_About this exercise_: Set the entries down again exactly; none may be skipped.

_Data section_:
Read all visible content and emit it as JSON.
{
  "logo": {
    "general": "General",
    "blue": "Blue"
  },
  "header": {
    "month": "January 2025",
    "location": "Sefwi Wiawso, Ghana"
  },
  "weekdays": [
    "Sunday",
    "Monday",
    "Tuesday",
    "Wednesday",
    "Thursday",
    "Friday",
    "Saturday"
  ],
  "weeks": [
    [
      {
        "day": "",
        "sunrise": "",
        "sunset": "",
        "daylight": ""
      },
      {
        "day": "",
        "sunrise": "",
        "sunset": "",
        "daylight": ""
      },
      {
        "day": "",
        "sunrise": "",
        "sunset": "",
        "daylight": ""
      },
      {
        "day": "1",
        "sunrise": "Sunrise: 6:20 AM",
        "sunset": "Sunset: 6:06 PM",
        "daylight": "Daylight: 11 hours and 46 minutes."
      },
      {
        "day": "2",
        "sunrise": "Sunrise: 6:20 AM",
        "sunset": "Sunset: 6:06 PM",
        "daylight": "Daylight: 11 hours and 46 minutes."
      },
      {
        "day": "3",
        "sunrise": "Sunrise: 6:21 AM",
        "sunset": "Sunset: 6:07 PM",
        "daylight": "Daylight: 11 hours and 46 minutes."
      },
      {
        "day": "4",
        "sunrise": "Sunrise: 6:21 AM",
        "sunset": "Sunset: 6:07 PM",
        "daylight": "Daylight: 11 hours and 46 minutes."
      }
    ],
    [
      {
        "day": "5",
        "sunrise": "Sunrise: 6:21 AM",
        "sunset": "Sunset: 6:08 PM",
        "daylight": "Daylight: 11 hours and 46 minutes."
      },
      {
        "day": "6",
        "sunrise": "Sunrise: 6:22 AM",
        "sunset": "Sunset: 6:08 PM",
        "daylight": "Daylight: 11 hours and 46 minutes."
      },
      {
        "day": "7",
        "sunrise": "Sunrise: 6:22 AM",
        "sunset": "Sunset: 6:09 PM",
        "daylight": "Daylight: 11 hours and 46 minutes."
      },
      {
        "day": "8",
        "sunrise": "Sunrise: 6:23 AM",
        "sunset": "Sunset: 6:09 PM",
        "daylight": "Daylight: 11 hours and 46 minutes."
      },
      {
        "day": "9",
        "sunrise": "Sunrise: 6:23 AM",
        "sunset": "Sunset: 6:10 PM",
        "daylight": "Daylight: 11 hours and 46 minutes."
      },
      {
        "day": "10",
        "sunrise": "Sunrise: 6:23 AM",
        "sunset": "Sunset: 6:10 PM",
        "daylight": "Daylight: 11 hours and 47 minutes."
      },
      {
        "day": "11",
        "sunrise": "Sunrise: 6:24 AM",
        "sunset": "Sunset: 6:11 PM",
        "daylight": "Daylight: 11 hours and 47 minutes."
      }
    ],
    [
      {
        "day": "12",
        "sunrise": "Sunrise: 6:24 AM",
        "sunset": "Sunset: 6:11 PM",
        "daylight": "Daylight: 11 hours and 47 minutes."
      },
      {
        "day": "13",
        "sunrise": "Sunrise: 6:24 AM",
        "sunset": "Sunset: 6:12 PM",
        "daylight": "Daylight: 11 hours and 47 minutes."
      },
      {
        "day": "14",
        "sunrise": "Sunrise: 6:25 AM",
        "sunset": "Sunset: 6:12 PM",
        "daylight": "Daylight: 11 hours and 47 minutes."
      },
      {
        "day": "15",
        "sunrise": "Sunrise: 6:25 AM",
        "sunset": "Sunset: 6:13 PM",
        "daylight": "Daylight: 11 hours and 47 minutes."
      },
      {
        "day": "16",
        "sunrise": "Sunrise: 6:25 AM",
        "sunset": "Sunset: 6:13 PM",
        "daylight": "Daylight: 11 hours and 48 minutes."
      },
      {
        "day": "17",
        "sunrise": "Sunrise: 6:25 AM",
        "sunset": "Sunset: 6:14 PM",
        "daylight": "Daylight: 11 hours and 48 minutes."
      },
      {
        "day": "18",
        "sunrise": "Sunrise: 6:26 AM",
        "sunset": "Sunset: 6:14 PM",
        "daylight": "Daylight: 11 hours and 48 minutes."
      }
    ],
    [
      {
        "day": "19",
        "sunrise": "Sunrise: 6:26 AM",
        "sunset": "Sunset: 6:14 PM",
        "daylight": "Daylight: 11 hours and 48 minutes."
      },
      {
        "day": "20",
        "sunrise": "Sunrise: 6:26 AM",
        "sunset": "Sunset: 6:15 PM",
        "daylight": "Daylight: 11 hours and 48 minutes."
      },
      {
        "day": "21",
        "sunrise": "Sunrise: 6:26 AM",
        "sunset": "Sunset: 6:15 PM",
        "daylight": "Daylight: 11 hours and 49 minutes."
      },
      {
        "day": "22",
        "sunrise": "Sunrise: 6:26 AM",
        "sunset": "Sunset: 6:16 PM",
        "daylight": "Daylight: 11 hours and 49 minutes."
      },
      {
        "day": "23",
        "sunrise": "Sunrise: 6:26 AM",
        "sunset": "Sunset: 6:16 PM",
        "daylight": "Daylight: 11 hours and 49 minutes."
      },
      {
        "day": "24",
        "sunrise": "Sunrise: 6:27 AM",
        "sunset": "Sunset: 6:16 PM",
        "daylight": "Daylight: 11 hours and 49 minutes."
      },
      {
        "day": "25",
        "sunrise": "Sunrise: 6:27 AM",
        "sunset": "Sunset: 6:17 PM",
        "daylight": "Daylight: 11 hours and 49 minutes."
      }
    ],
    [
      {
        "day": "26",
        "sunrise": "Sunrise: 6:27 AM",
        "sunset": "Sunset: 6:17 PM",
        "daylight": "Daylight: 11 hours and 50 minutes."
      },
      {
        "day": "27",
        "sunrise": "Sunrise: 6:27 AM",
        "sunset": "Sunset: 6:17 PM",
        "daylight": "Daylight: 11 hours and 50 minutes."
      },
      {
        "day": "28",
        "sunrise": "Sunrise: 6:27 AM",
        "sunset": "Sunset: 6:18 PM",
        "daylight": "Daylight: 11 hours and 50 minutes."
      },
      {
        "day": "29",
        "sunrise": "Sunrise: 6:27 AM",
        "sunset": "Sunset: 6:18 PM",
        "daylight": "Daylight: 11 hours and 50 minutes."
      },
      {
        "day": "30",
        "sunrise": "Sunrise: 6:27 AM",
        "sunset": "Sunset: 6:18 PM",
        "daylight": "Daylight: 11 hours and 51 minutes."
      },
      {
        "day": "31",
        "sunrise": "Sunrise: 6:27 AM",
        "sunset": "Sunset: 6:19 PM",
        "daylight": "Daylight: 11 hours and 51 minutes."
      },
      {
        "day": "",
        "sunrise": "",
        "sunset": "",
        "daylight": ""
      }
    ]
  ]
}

_Result_:
Read all visible content and emit it as JSON.
{
  "logo": {
    "general": "General",
    "blue": "Blue"
  },
  "header": {
    "month": "January 2025",
    "location": "Sefwi Wiawso, Ghana"
  },
  "weekdays": [
    "Sunday",
    "Monday",
    "Tuesday",
    "Wednesday",
    "Thursday",
    "Friday",
    "Saturday"
  ],
  "weeks": [
    [
      {
        "day": "",
        "sunrise": "",
        "sunset": "",
        "daylight": ""
      },
      {
        "day": "",
        "sunrise": "",
        "sunset": "",
        "daylight": ""
      },
      {
        "day": "",
        "sunrise": "",
        "sunset": "",
        "daylight": ""
      },
      {
        "day": "1",
        "sunrise": "Sunrise: 6:20 AM",
        "sunset": "Sunset: 6:06 PM",
        "daylight": "Daylight: 11 hours and 46 minutes."
      },
      {
        "day": "2",
        "sunrise": "Sunrise: 6:20 AM",
        "sunset": "Sunset: 6:06 PM",
        "daylight": "Daylight: 11 hours and 46 minutes."
      },
      {
        "day": "3",
        "sunrise": "Sunrise: 6:21 AM",
        "sunset": "Sunset: 6:07 PM",
        "daylight": "Daylight: 11 hours and 46 minutes."
      },
      {
        "day": "4",
        "sunrise": "Sunrise: 6:21 AM",
        "sunset": "Sunset: 6:07 PM",
        "daylight": "Daylight: 11 hours and 46 minutes."
      }
    ],
    [
      {
        "day": "5",
        "sunrise": "Sunrise: 6:21 AM",
        "sunset": "Sunset: 6:08 PM",
        "daylight": "Daylight: 11 hours and 46 minutes."
      },
      {
        "day": "6",
        "sunrise": "Sunrise: 6:22 AM",
        "sunset": "Sunset: 6:08 PM",
        "daylight": "Daylight: 11 hours and 46 minutes."
      },
      {
        "day": "7",
        "sunrise": "Sunrise: 6:22 AM",
        "sunset": "Sunset: 6:09 PM",
        "daylight": "Daylight: 11 hours and 46 minutes."
      },
      {
        "day": "8",
        "sunrise": "Sunrise: 6:23 AM",
        "sunset": "Sunset: 6:09 PM",
        "daylight": "Daylight: 11 hours and 46 minutes."
      },
      {
        "day": "9",
        "sunrise": "Sunrise: 6:23 AM",
        "sunset": "Sunset: 6:10 PM",
        "daylight": "Daylight: 11 hours and 46 minutes."
      },
      {
        "day": "10",
        "sunrise": "Sunrise: 6:23 AM",
        "sunset": "Sunset: 6:10 PM",
        "daylight": "Daylight: 11 hours and 47 minutes."
      },
      {
        "day": "11",
        "sunrise": "Sunrise: 6:24 AM",
        "sunset": "Sunset: 6:11 PM",
        "daylight": "Daylight: 11 hours and 47 minutes."
      }
    ],
    [
      {
        "day": "12",
        "sunrise": "Sunrise: 6:24 AM",
        "sunset": "Sunset: 6:11 PM",
        "daylight": "Daylight: 11 hours and 47 minutes."
      },
      {
        "day": "13",
        "sunrise": "Sunrise: 6:24 AM",
        "sunset": "Sunset: 6:12 PM",
        "daylight": "Daylight: 11 hours and 47 minutes."
      },
      {
        "day": "14",
        "sunrise": "Sunrise: 6:25 AM",
        "sunset": "Sunset: 6:12 PM",
        "daylight": "Daylight: 11 hours and 47 minutes."
      },
      {
        "day": "15",
        "sunrise": "Sunrise: 6:25 AM",
        "sunset": "Sunset: 6:13 PM",
        "daylight": "Daylight: 11 hours and 47 minutes."
      },
      {
        "day": "16",
        "sunrise": "Sunrise: 6:25 AM",
        "sunset": "Sunset: 6:13 PM",
        "daylight": "Daylight: 11 hours and 48 minutes."
      },
      {
        "day": "17",
        "sunrise": "Sunrise: 6:25 AM",
        "sunset": "Sunset: 6:14 PM",
        "daylight": "Daylight: 11 hours and 48 minutes."
      },
      {
        "day": "18",
        "sunrise": "Sunrise: 6:26 AM",
        "sunset": "Sunset: 6:14 PM",
        "daylight": "Daylight: 11 hours and 48 minutes."
      }
    ],
    [
      {
        "day": "19",
        "sunrise": "Sunrise: 6:26 AM",
        "sunset": "Sunset: 6:14 PM",
        "daylight": "Daylight: 11 hours and 48 minutes."
      },
      {
        "day": "20",
        "sunrise": "Sunrise: 6:26 AM",
        "sunset": "Sunset: 6:15 PM",
        "daylight": "Daylight: 11 hours and 48 minutes."
      },
      {
        "day": "21",
        "sunrise": "Sunrise: 6:26 AM",
        "sunset": "Sunset: 6:15 PM",
        "daylight": "Daylight: 11 hours and 49 minutes."
      },
      {
        "day": "22",
        "sunrise": "Sunrise: 6:26 AM",
        "sunset": "Sunset: 6:16 PM",
        "daylight": "Daylight: 11 hours and 49 minutes."
      },
      {
        "day": "23",
        "sunrise": "Sunrise: 6:26 AM",
        "sunset": "Sunset: 6:16 PM",
        "daylight": "Daylight: 11 hours and 49 minutes."
      },
      {
        "day": "24",
        "sunrise": "Sunrise: 6:27 AM",
        "sunset": "Sunset: 6:16 PM",
        "daylight": "Daylight: 11 hours and 49 minutes."
      },
      {
        "day": "25",
        "sunrise": "Sunrise: 6:27 AM",
        "sunset": "Sunset: 6:17 PM",
        "daylight": "Daylight: 11 hours and 49 minutes."
      }
    ],
    [
      {
        "day": "26",
        "sunrise": "Sunrise: 6:27 AM",
        "sunset": "Sunset: 6:17 PM",
        "daylight": "Daylight: 11 hours and 50 minutes."
      },
      {
        "day": "27",
        "sunrise": "Sunrise: 6:27 AM",
        "sunset": "Sunset: 6:17 PM",
        "daylight": "Daylight: 11 hours and 50 minutes."
      },
      {
        "day": "28",
        "sunrise": "Sunrise: 6:27 AM",
        "sunset": "Sunset: 6:18 PM",
        "daylight": "Daylight: 11 hours and 50 minutes."
      },
      {
        "day": "29",
        "sunrise": "Sunrise: 6:27 AM",
        "sunset": "Sunset: 6:18 PM",
        "daylight": "Daylight: 11 hours and 50 minutes."
      },
      {
        "day": "30",
        "sunrise": "Sunrise: 6:27 AM",
        "sunset": "Sunset: 6:18 PM",
        "daylight": "Daylight: 11 hours and 51 minutes."
      },
      {
        "day": "31",
        "sunrise": "Sunrise: 6:27 AM",
        "sunset": "Sunset: 6:19 PM",
        "daylight": "Daylight: 11 hours and 51 minutes."
      },
      {
        "day": "",
        "sunrise": "",
        "sunset": "",
        "daylight": ""
      }
    ]
  ]
}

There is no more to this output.